The variety show format also continues in the form of the telethon, which features several hours of variety entertainment. The Jerry Lewis MDA Telethon is one of the best known national telethons, and local telethons are also fairly common (as well as one of the few times local stations produce non-news entertainment programming themselves).
In 2004, ABC's The Nick and Jessica Variety Hour attempted to revive the prime-time variety hour as a special for today's generation. It was followed by Nick & Jessica's Family Christmas in early December of that year, though no further specials would be produced after that due to the couple's divorce. NBC's Rosie Live did not fare so well: the series' pilot episode aired the day before Thanksgiving 2008 and, after being panned by critics, would not be picked up. In December 2009, singer Carrie Underwood made her first attempt at a Christmas variety special on FOX.

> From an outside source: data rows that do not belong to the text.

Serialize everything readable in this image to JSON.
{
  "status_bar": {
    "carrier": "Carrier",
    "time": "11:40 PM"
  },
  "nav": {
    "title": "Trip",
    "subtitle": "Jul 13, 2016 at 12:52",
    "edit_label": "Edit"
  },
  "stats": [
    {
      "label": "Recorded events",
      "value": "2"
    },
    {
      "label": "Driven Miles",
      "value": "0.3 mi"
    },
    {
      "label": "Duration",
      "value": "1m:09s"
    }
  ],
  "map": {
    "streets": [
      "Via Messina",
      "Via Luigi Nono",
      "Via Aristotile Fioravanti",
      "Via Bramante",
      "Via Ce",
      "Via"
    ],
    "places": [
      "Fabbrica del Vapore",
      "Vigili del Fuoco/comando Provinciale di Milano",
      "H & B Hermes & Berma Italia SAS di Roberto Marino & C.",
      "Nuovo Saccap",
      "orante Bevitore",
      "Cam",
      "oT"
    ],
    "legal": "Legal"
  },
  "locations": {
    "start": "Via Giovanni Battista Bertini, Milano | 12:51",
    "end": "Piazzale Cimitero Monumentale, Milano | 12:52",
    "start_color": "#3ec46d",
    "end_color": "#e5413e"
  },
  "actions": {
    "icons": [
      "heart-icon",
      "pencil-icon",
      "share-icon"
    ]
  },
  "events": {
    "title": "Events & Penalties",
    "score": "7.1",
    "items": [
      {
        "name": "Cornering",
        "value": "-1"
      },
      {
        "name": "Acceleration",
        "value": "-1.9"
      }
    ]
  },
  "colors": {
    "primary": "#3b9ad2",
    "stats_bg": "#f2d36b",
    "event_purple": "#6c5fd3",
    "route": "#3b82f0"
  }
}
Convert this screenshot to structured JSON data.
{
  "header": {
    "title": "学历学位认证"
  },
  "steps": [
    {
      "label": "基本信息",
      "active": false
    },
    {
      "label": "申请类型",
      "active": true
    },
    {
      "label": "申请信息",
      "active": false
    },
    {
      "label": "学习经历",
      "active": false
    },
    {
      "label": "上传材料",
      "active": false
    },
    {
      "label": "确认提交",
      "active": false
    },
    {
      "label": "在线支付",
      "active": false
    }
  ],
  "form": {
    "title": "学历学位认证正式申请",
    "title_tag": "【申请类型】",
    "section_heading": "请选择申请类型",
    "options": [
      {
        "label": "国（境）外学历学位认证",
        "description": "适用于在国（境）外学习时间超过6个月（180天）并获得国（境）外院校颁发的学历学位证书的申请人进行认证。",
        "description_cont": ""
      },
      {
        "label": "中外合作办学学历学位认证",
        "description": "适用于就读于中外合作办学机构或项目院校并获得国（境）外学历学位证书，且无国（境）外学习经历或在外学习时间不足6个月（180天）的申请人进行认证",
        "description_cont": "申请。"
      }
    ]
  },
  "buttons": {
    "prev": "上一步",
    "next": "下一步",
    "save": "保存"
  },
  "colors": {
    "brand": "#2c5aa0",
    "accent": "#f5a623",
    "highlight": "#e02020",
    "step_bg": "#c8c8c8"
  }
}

The Scouting Gang Show performed principally by young people 18 years of age and under in many locations around the world is an example of a variety show format that has endured for over seventy years.
The prime time variety show format was popular in the early decades of Australian television, spawning such series as In Melbourne Tonight, The Graham Kennedy Show, The Don Lane Show, and Hey Hey It's Saturday, which ran for 27 years. Recent prime time variety shows include the short lived Micallef Tonight and The Sideshow.
Another of today's variety shows in Asia is Taiwan's Variety Big Brother. Taiwanese variety shows are infamous for their constant use of artificial laugh tracks even though there is a studio audience. East Asian variety programs are known for its constant use of sound effects and on-screen text displays.
The most popular variety program in Taiwan would have to be the long-running "Super Sunday", known for its fast-paced style and catchphrases. The second half of the program is more emotional with guests finally or attempting to reunite with another (either a celebrity or a friend) by re-enacting the moment (in a satirical manner) and then let co-star and singer Ah-Liang search for the specific person through various locations. It was succeeded by "Happy Sunday", a similar program hosted by the co-stars.
In Hong Kong, variety shows are often combined with elements of a cooking show or a talent competition but end in various results.
Many television specials continue to resemble the variety show format to this day.
- Variety, the Children's Charity, widely known as the Variety Club, a charity operated by variety performers
- Japanese variety show